When growing bamboo in North Carolina, particularly running bamboo species, it's essential to manage their growth to maintain an organized and well-kept garden. One effective method of managing bamboo growth is by using an HDPE (high-density polyethylene) root barrier, such as Bamboo Shield. This barrier helps guide the growth of bamboo rhizomes, ensuring the plant remains within its designated area.
Benefits of Using an HDPE Barrier like Bamboo Shield:
- Guiding bamboo spread: The HDPE barrier creates a physical boundary that gently directs the growth of running bamboo species, keeping your garden orderly and maintaining a healthy balance between bamboo and other plants.
- Protecting other plants: By guiding bamboo's growth, the HDPE barrier ensures the protection of other plants in your garden, allowing them to flourish without being overshadowed by the expanding bamboo.
It's important to note that clumping bamboo species generally do not require an HDPE barrier like Bamboo Shield, as their growth habit is more compact and less expansive. However, implementing Bamboo Shield or a similar root barrier can provide peace of mind and help maintain an attractive, well-organized landscape when growing running bamboo species in your North Carolina garden.
Bamboo Examples Found in Various North Carolina Locations

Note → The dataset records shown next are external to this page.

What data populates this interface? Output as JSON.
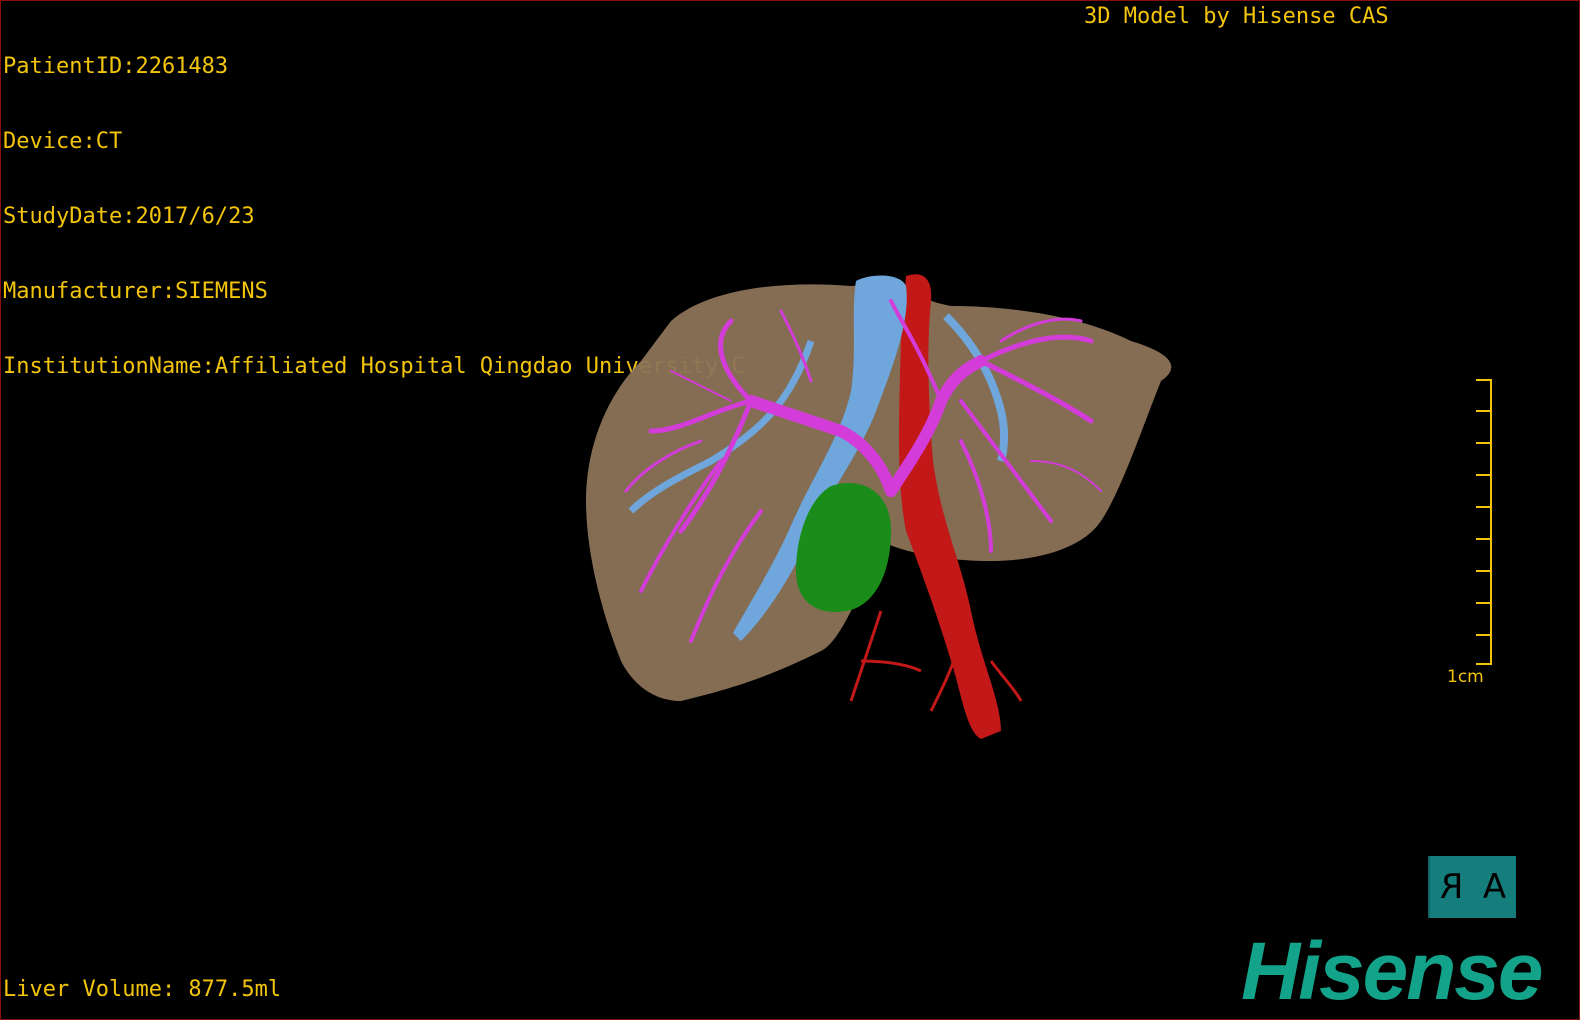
{
  "patient_info": {
    "patient_id": "PatientID:2261483",
    "device": "Device:CT",
    "study_date": "StudyDate:2017/6/23",
    "manufacturer": "Manufacturer:SIEMENS",
    "institution": "InstitutionName:Affiliated Hospital Qingdao University-C"
  },
  "credit": "3D Model by Hisense CAS",
  "liver_volume": "Liver Volume: 877.5ml",
  "scale_bar": {
    "label": "1cm"
  },
  "orientation": {
    "left": "R",
    "right": "A"
  },
  "brand_logo": "Hisense",
  "colors": {
    "overlay_text": "#f2c40c",
    "liver": "#8b7357",
    "portal_vein": "#d33cd8",
    "hepatic_vein": "#6fa6dc",
    "artery": "#c21818",
    "gallbladder": "#1a8c1a",
    "logo": "#12a38a",
    "orientation_box": "#167d7d"
  }
}
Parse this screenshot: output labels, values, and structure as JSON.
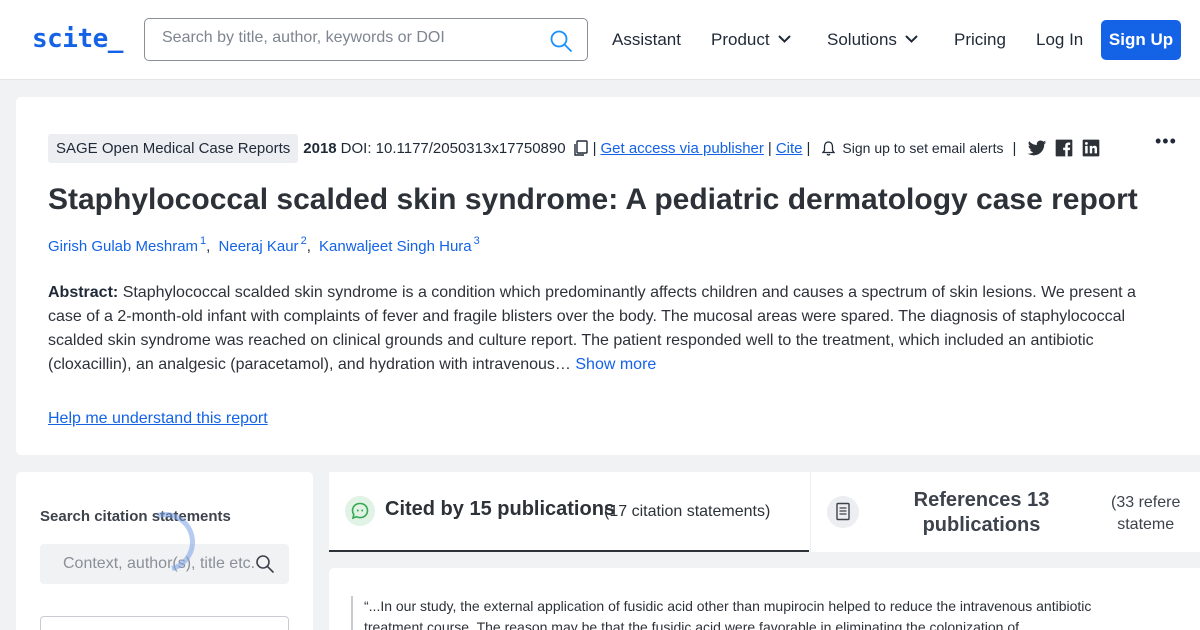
{
  "header": {
    "logo": "scite_",
    "search_placeholder": "Search by title, author, keywords or DOI",
    "nav": [
      "Assistant",
      "Product",
      "Solutions",
      "Pricing",
      "Log In"
    ],
    "signup": "Sign Up"
  },
  "article": {
    "journal": "SAGE Open Medical Case Reports",
    "year": "2018",
    "doi": "DOI: 10.1177/2050313x17750890",
    "access_link": "Get access via publisher",
    "cite_link": "Cite",
    "alerts": "Sign up to set email alerts",
    "title": "Staphylococcal scalded skin syndrome: A pediatric dermatology case report",
    "authors": [
      {
        "name": "Girish Gulab Meshram",
        "sup": "1"
      },
      {
        "name": "Neeraj Kaur",
        "sup": "2"
      },
      {
        "name": "Kanwaljeet Singh Hura",
        "sup": "3"
      }
    ],
    "abstract_label": "Abstract:",
    "abstract_text": "Staphylococcal scalded skin syndrome is a condition which predominantly affects children and causes a spectrum of skin lesions. We present a case of a 2-month-old infant with complaints of fever and fragile blisters over the body. The mucosal areas were spared. The diagnosis of staphylococcal scalded skin syndrome was reached on clinical grounds and culture report. The patient responded well to the treatment, which included an antibiotic (cloxacillin), an analgesic (paracetamol), and hydration with intravenous…",
    "show_more": "Show more",
    "help_link": "Help me understand this report"
  },
  "left_panel": {
    "title": "Search citation statements",
    "search_placeholder": "Context, author(s), title etc."
  },
  "tabs": {
    "cited_title": "Cited by 15 publications",
    "cited_sub": "(17 citation statements)",
    "refs_title": "References 13 publications",
    "refs_sub_line1": "(33 refere",
    "refs_sub_line2": "stateme"
  },
  "quote": {
    "text": "“...In our study, the external application of fusidic acid other than mupirocin helped to reduce the intravenous antibiotic treatment course. The reason may be that the fusidic acid were favorable in eliminating the colonization of"
  },
  "colors": {
    "accent": "#1463e6",
    "text": "#2d3138",
    "background": "#f1f2f4"
  }
}
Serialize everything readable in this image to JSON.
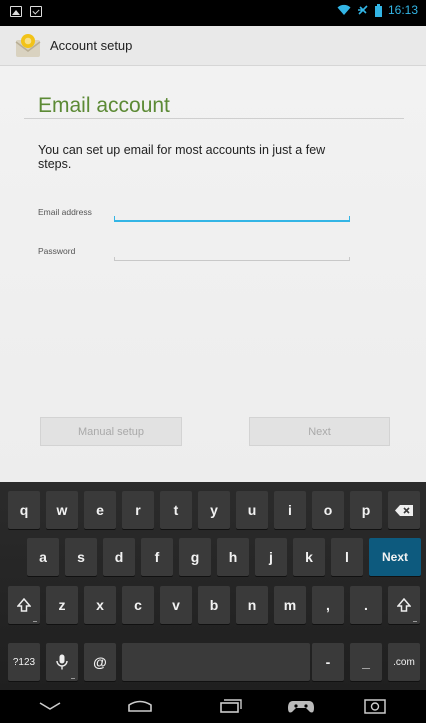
{
  "status_bar": {
    "time": "16:13",
    "accent_color": "#33b5e5"
  },
  "action_bar": {
    "title": "Account setup",
    "app_icon": "email-app-icon"
  },
  "form": {
    "heading": "Email account",
    "intro": "You can set up email for most accounts in just a few steps.",
    "email_label": "Email address",
    "email_value": "",
    "password_label": "Password",
    "password_value": ""
  },
  "buttons": {
    "manual_setup": "Manual setup",
    "next": "Next"
  },
  "keyboard": {
    "row1": [
      "q",
      "w",
      "e",
      "r",
      "t",
      "y",
      "u",
      "i",
      "o",
      "p"
    ],
    "row2": [
      "a",
      "s",
      "d",
      "f",
      "g",
      "h",
      "j",
      "k",
      "l"
    ],
    "row3": [
      "z",
      "x",
      "c",
      "v",
      "b",
      "n",
      "m",
      ",",
      "."
    ],
    "row4": {
      "symbols": "?123",
      "at": "@",
      "dash": "-",
      "underscore": "_",
      "com": ".com"
    },
    "next_label": "Next",
    "next_color": "#0d5a7e"
  },
  "colors": {
    "heading": "#5c8a35",
    "focus_underline": "#33b5e5"
  }
}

North Carolina, with its diverse geography, is home to a wide range of bamboo species that thrive in its different regions. From the Blue Ridge Mountains to the coastal plains, bamboo can be found in various locations, accentuating the landscape with their unique features. This article will explore some examples of bamboo species found in North Carolina and where they can be seen.
1. Bambusa multiplex (Hedge Bamboo)
Located in the Piedmont region of North Carolina, the Sarah P. Duke Gardens in Durham features several bamboo species, including Bambusa multiplex. Commonly known as Hedge Bamboo, it is a clumping bamboo species ideal for creating privacy screens or hedges. With its cold hardiness down to 15°F, it is well-suited for North Carolina's climate. https://gardens.duke.edu/
2. Bambusa textilis 'Gracilis' (Slender Weavers Bamboo)
The JC Raulston Arboretum in Raleigh, North Carolina, showcases a variety of bamboo species, including the elegant Bambusa textilis 'Gracilis'. Also known as Slender Weavers Bamboo, this species has an upright growth habit and is cold hardy down to 15°F, making it suitable for North Carolina's landscape. https://jcra.ncsu.edu/
3. Phyllostachys rubromarginata (Red Margin Bamboo)
The North Carolina Arboretum in Asheville, situated in the Blue Ridge Mountains, is home to several bamboo species. One example is the Phyllostachys rubromarginata, or Red Margin Bamboo. This running bamboo species features strong mechanical properties and is cold hardy down to 0°F, making it suitable for creating tall privacy screens or as a focal point in the garden. https://www.ncarboretum.org/
4. Phyllostachys nigra (Black Bamboo)
The Cape Fear Botanical Garden in Fayetteville, North Carolina, showcases the striking Phyllostachys nigra, or Black Bamboo. This running bamboo species has black culms that contrast beautifully with its green leaves, and it is cold hardy down to 0°F. It is a stunning addition to any garden in the coastal plains of North Carolina. https://www.capefearbg.org/
North Carolina's humid subtropical climate creates a favorable environment for growing a variety of bamboo species. By considering factors such as size, growth habits, and cold tolerance, gardeners can choose the perfect bamboo species to enhance their landscape and create a lush, vibrant garden.